That should have been the end of the prohibitionist impulse forever, but it wasn’t. Some of the same social reformers and bureaucrats stuck around and began a new crusade against marijuana. This time another progressive of Woodrow Wilson’s ilk, Franklin Roosevelt, signed the prohibition into law. The Constitution was left unaltered and from then on the national government recognized no limits on its general power to ban substances.
The propaganda surrounding the ban on marijuana was so unbelievably ludicrous that we should be embarrassed of our forebears for buying into it – almost as embarrassed as we should be of today’s Americans repeating the government’s drug war propaganda as though there’s any significant truth to it. Marijuana was said to make people uncontrollably violent, while somehow also pacifying them and thus rendering them poor candidates for the military. It was said to turn its users into irredeemable crazed rapists and murderers. In truth this is probably the most benign popular drug in human history. Surely alcohol and tobacco are far more dangerous.

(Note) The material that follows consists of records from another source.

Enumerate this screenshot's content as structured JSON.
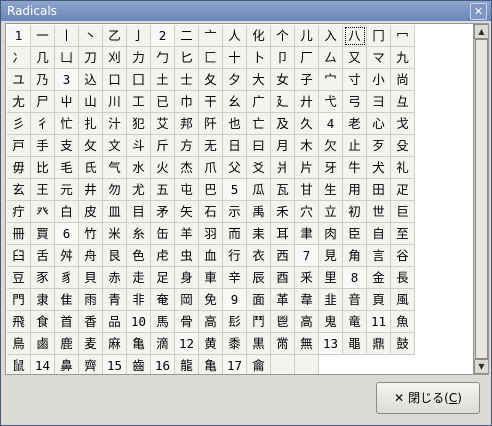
{
  "window": {
    "title": "Radicals"
  },
  "close_button": {
    "label": "閉じる(",
    "mnemonic": "C",
    "label_end": ")"
  },
  "radicals": [
    "1",
    "一",
    "丨",
    "丶",
    "乙",
    "亅",
    "2",
    "二",
    "亠",
    "人",
    "化",
    "个",
    "儿",
    "入",
    "八",
    "冂",
    "冖",
    "冫",
    "几",
    "凵",
    "刀",
    "刈",
    "力",
    "勹",
    "匕",
    "匚",
    "十",
    "卜",
    "卩",
    "厂",
    "厶",
    "又",
    "マ",
    "九",
    "ユ",
    "乃",
    "3",
    "込",
    "口",
    "囗",
    "土",
    "士",
    "夂",
    "夕",
    "大",
    "女",
    "子",
    "宀",
    "寸",
    "小",
    "尚",
    "尢",
    "尸",
    "屮",
    "山",
    "川",
    "工",
    "已",
    "巾",
    "干",
    "幺",
    "广",
    "廴",
    "廾",
    "弋",
    "弓",
    "彐",
    "彑",
    "彡",
    "彳",
    "忙",
    "扎",
    "汁",
    "犯",
    "艾",
    "邦",
    "阡",
    "也",
    "亡",
    "及",
    "久",
    "4",
    "老",
    "心",
    "戈",
    "戸",
    "手",
    "支",
    "攵",
    "文",
    "斗",
    "斤",
    "方",
    "无",
    "日",
    "曰",
    "月",
    "木",
    "欠",
    "止",
    "歹",
    "殳",
    "毋",
    "比",
    "毛",
    "氏",
    "气",
    "水",
    "火",
    "杰",
    "爪",
    "父",
    "爻",
    "爿",
    "片",
    "牙",
    "牛",
    "犬",
    "礼",
    "玄",
    "王",
    "元",
    "井",
    "勿",
    "尤",
    "五",
    "屯",
    "巴",
    "5",
    "瓜",
    "瓦",
    "甘",
    "生",
    "用",
    "田",
    "疋",
    "疔",
    "癶",
    "白",
    "皮",
    "皿",
    "目",
    "矛",
    "矢",
    "石",
    "示",
    "禹",
    "禾",
    "穴",
    "立",
    "初",
    "世",
    "巨",
    "冊",
    "買",
    "6",
    "竹",
    "米",
    "糸",
    "缶",
    "羊",
    "羽",
    "而",
    "耒",
    "耳",
    "聿",
    "肉",
    "臣",
    "自",
    "至",
    "臼",
    "舌",
    "舛",
    "舟",
    "艮",
    "色",
    "虍",
    "虫",
    "血",
    "行",
    "衣",
    "西",
    "7",
    "見",
    "角",
    "言",
    "谷",
    "豆",
    "豕",
    "豸",
    "貝",
    "赤",
    "走",
    "足",
    "身",
    "車",
    "辛",
    "辰",
    "酉",
    "釆",
    "里",
    "8",
    "金",
    "長",
    "門",
    "隶",
    "隹",
    "雨",
    "青",
    "非",
    "奄",
    "岡",
    "免",
    "9",
    "面",
    "革",
    "韋",
    "韭",
    "音",
    "頁",
    "風",
    "飛",
    "食",
    "首",
    "香",
    "品",
    "10",
    "馬",
    "骨",
    "高",
    "髟",
    "鬥",
    "鬯",
    "高",
    "鬼",
    "竜",
    "11",
    "魚",
    "鳥",
    "鹵",
    "鹿",
    "麦",
    "麻",
    "亀",
    "滴",
    "12",
    "黄",
    "黍",
    "黒",
    "黹",
    "無",
    "13",
    "黽",
    "鼎",
    "鼓",
    "鼠",
    "14",
    "鼻",
    "齊",
    "15",
    "齒",
    "16",
    "龍",
    "亀",
    "17",
    "龠",
    "",
    ""
  ],
  "stroke_markers": [
    "1",
    "2",
    "3",
    "4",
    "5",
    "6",
    "7",
    "8",
    "9",
    "10",
    "11",
    "12",
    "13",
    "14",
    "15",
    "16",
    "17"
  ],
  "selected_radical": "八"
}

But reformers who focus on the relative harmlessness of pot and thus argue for legalizing it while keeping other drugs illegal are missing the point. It was the ban on heroin that led to this huge decline in our liberty. Every drug that was outlawed from then on was simply the next domino in line. Psychedelics like LSD were targeted in the mid-1960s (yes, they were actually perfectly legal before that). In 1970 the federal government adopted the tyrannical Controlled Substances Act, a comprehensive scheduling scheme to give the government carte blanche over every substance. A 1984 law banned any drug "substantially similar" to Schedule I or II drugs in either effect or molecular configuration. Ecstasy, or MDMA, one of the most demonized chemicals in recent years, was used legally for over seventy years since it was first synthesized in 1912, then banned by the DEA in the mid-1980s over the protests of many in the medical community who cited its beneficial therapeutic effects. Even though no one else is allowed to buy or use it, the U.S. military began experimenting with it a few years ago as a remedy for post-traumatic stress disorder afflicting returning troops from Iraq and Afghanistan.
Hysteria akin to the reefer madness of the 1930s has struck again several time